Greg McKeowen, author of Essentialism, a book that looks at how to manage our time by not doing too much, argues that one of the reasons we are so overworked is simply because we take on too much, he relates:
The word priority came into the English language in the 1400s. It was singular. It meant the very first or prior thing. It stayed singular for the next five hundred years. Only in the 1900s did we pluralize the term and start talking about priorities. Illogically, we reasoned that by changing the word we could bend reality. Somehow we would now be able to have multiple “first” things.
I can only do a few things really well because I simply can not focus on more than a few things at a time, no one can. Following the advice in Essentialism, I wrote down 2-4 of these priorities, tasks for which I was most suitable for accomplishing, they are:
- Being there for the most important people in my life, starting with my husband and kids and continuing on to extended family members and friends in the best way I can.
- Learning and developing as a person (can’t really give this priority to someone else).
I haven’t quite figured out what I’m going to sign up for this year, but I do know that it will not be something that cuts into my priorities. In the next post, we will talk about what else we may want to fit in, but until then I invite you to join me in answering the following question:
What are 2-4 priorities in your life? These should be tasks which either would not get done if you didn’t do them or for which you feel the most well suited to take care of.

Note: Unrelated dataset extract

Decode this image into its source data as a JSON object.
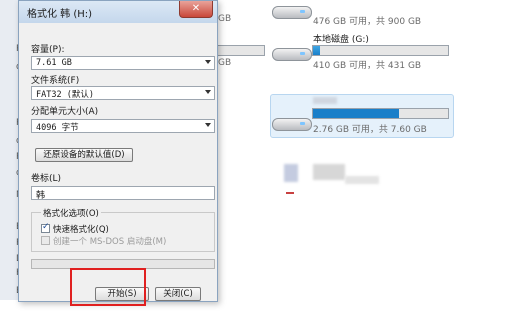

Write it down in a journal, talk it over with a friend, or leave a comment below or on Facebook.